Otello says this is the only witchcraft he used and calls upon Desdemona, who is entering, to substantiate what he has said. The Duke observes that Othello's tale would surely have captured the attentions of his daughter. He encourages Brabantio to make the most of the marriage. Brabantio resists, calling upon Desdemona to refute Othello's statements. She observes that her conscience is split between the man she loves and her father out of respect and duty. But, as her mother has shown her, she must claim the Moor as her husband.
Brabantio asks to go on to the business of the Turks. Othello is told he is the best man for the job at hand. They already have a viceroy in place, but feel it would be better handled by Othello. Othello accepts the mission and requests accommodations for himself and Desdemona. Brabantio will not let her stay with him and even if he would, Othello and Desdemona would not tolerate it. Desdemona goes on to say that she wants to live with the Moor. She reinforces that she fell in love with him because of his honors and valiant deeds. She asks to be sent with him. Othello adds that it is not for reasons of lust or consummation of the marriage. He admits the real reason is for Desdemona to have time for herself and to escape any negative influences her father (or society?) may try to exert upon her. It is agreed upon and Otello assigns Iago custody of Desdemona. The Duke, trying to soften the blow to Brabantio, comments:
"If virtue no delighted beauty lack,
Your son-in-law is far more fair than black."
(Othello, I, iii, 284-5)
Brabantio however, bids an ominous farewell to Othello:
"Look to her, Moor, if thou hast eyes to see:
She has deceived her father, and may thee."
(Othello, I, iii, 287-8)
If Brabantio held Othello in such high esteem, why has he turned against Otello so quickly and angrily? Brabantio looked upon Othello as an equal on the battlefield. To the people of Venice, Othello was a grand hero. But, because of his color, he was refused entrance to the social circles he so desired. Othello was alright as long as he was the hero telling tales, or the General defending their freedom on the battlefield. When he wanted more of Brabantio and society, however, he could not receive it. There were distinct boundaries set for Othello by society. Once he over-stepped those, he opened the door for outright, tolerable discrimination and reversed all of the advances for acceptance he had made. The only way for him to close that door was an outright victory over the Turks, and even then, things would never be the same again.
Desdemona and Othello leave together to spend their last moments alone.
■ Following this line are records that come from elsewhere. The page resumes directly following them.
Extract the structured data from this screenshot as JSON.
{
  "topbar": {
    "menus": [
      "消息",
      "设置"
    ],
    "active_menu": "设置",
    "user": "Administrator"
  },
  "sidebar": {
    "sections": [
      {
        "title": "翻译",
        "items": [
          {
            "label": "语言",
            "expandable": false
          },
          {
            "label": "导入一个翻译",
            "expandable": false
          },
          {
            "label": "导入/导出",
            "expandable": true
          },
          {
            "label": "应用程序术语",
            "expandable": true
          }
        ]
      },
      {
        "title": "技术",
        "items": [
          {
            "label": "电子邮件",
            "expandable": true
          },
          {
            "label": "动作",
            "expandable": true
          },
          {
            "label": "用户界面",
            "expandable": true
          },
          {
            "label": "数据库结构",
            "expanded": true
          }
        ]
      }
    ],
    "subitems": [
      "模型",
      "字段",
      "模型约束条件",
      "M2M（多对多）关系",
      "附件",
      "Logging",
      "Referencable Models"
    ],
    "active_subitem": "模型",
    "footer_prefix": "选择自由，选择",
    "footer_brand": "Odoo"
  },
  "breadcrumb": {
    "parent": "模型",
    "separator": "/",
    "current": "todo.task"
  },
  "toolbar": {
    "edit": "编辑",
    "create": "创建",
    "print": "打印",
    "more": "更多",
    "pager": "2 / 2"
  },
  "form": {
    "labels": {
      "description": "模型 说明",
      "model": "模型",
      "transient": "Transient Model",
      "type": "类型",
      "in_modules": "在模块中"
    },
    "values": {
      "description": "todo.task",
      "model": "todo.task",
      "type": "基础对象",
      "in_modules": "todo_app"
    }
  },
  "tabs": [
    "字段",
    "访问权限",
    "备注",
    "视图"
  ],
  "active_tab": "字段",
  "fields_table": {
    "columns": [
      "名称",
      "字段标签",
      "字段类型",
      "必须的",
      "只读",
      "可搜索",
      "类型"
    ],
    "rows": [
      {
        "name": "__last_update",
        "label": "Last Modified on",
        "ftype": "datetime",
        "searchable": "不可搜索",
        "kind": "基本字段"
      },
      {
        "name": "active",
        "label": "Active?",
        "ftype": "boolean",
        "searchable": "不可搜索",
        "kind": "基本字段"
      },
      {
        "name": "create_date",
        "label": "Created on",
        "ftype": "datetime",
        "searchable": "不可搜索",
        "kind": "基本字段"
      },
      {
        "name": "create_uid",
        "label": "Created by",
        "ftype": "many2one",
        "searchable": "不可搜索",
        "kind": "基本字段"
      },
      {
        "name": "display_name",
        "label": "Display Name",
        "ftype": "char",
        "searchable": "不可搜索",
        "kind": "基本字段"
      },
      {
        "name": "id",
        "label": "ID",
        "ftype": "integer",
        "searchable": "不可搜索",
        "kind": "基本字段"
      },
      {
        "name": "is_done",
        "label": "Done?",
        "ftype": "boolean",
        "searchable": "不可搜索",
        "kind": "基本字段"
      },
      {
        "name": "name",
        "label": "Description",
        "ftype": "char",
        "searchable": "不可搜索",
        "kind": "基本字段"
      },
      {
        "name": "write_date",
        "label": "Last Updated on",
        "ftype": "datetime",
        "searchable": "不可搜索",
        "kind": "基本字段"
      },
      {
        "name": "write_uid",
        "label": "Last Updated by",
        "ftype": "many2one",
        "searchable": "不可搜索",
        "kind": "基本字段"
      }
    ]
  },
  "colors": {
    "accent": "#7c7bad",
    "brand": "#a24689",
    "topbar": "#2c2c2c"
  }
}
Iago and Roderigo are left alone. Iago tells Roderigo to travel on to Cyprus and he will help further his acquisition of Desdemona.
Copyright © 1996, Stephen L. Parker.